I agree with Dale. I have found older distillations of several malts to be far superior to the bottlings of present day. My theory is that with so many distilleries switching to computerized processes to reduce headcount to improve the bottom line, the true crafting of whisky is becoming a dinosaur. We as consumers are paying higher prices with lower quality. Gone are the days that we will experience the one-off single cask with superior quality because the experienced and skillful stillman's touch has been taken out of the equation ( e. g., Glenburgie has a staff of one monitoring the process...note I stated MONITORING, not RUNNING the process ). Still Glenburgie is a good whisky ( I like it as a session dram ), but it is not what it used to be. My hat is off to Springbank as the only computer you will find in the manufacturing process of whisky is a "chalkboard." I do know, as Dale suggested, that the industry has gained immeasurable knowledge in "wood management." I am also grateful for independent bottlers as they have applied these lessons to the point that I think the distilleries have to follow. There is no doubt that OBs are excellent, but there is also no doubt that independent bottlings give OBs a run for their money; especially in the single cask bottlings.
As for impressing your Sunday afternoon gentlemen's gathering, I wouldn't be so concerned. I humbly submit not to get hung up on price and age of malts. I have had excellent 3-year-old malts and crap 20, 30, & 40-year-old malts as well as good and bad NO-AGE-STATEMENT malts. Always keep in mind that old age and high price is not a prerequisite for a "good malt," but old age DOES translate to a higher price but not necessarily a better whisky. I also suggest that one should not confuse the personality of given malts with harshness. All too often people are searching for just SMOOTH whiskies thinking that anything other than smooth is harsh. Many times what is being perceived as harsh is in reality the personality and / or complexity of a whisky.
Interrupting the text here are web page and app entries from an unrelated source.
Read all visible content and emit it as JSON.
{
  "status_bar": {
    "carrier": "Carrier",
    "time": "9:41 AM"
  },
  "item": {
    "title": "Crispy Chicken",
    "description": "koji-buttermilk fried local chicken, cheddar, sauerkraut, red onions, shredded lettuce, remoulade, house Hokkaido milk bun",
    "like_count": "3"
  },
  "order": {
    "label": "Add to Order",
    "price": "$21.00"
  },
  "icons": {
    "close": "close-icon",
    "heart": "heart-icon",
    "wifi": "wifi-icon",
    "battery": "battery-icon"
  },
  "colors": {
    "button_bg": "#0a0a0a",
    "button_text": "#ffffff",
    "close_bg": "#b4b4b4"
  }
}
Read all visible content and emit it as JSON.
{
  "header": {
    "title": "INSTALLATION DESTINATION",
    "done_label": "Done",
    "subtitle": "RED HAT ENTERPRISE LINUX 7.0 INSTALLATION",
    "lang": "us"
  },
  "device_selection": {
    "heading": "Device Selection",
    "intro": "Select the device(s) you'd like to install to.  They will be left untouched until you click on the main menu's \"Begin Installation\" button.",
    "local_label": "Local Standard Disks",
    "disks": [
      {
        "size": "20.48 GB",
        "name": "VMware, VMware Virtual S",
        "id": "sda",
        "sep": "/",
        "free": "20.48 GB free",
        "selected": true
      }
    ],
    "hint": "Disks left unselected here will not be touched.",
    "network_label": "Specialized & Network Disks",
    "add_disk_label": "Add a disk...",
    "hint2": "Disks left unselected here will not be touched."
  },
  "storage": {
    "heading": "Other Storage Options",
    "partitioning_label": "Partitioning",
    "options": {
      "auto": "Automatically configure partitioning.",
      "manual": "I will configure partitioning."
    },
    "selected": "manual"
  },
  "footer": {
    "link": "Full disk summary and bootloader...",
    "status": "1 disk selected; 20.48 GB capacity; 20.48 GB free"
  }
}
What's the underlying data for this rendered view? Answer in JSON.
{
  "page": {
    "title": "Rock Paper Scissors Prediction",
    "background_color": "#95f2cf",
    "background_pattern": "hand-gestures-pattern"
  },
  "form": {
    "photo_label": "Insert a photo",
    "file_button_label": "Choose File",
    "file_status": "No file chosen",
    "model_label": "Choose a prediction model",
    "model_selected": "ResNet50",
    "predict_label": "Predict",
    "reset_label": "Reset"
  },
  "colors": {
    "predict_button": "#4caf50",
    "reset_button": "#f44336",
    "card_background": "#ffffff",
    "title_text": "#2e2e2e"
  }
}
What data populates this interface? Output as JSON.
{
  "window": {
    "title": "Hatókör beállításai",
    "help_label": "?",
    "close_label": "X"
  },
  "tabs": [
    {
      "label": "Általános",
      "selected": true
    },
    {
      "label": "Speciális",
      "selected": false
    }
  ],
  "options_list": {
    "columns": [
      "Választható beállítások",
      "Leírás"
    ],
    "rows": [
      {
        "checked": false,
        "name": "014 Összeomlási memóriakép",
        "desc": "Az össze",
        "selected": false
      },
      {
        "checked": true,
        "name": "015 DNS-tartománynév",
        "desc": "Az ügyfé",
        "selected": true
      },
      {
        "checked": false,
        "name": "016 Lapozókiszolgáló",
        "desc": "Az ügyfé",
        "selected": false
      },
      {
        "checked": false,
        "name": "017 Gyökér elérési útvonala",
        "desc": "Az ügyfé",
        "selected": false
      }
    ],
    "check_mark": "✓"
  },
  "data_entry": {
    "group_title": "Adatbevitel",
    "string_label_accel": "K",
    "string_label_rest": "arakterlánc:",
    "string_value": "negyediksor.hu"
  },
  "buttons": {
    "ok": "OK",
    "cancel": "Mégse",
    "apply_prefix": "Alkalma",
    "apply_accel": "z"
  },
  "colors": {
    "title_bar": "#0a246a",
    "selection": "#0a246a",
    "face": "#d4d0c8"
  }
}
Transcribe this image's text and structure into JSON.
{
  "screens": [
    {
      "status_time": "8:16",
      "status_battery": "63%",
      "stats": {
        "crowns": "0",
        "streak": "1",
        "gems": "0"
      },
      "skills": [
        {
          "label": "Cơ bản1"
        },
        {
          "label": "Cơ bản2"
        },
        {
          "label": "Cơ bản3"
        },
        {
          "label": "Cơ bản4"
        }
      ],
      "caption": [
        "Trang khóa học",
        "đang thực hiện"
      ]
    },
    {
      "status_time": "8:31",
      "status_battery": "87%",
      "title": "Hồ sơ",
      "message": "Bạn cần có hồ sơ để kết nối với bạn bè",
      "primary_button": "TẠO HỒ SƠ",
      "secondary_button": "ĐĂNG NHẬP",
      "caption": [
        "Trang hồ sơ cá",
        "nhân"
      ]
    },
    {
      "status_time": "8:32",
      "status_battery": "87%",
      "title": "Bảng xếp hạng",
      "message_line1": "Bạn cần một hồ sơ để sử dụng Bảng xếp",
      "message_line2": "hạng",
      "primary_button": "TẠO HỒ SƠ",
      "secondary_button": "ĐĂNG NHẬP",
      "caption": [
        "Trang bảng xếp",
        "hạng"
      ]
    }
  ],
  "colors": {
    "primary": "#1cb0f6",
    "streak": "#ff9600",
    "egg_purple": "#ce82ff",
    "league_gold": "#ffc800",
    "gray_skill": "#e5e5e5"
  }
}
Continue to develop your nose and palate and you will eventually reach the "AH HA" moment where you can truly tell the difference between harshness vs. a malt's personality and / or complexity.
If you don't want to break the bank purchasing malts, try good malty drams as Glenburgie, Tamdhu, Glen Deveron ( MacDuff in independent bottlings ), Tomatin, Glencadam, An Cnoc, and as Dale noted, the young Kilchoman ( pronounced KILL-HOMAN, the "C" is silent ).
Good luck on your endeavors with malts.
Last edited by bkblankenship; 09-08-2012 at 05:37 PM.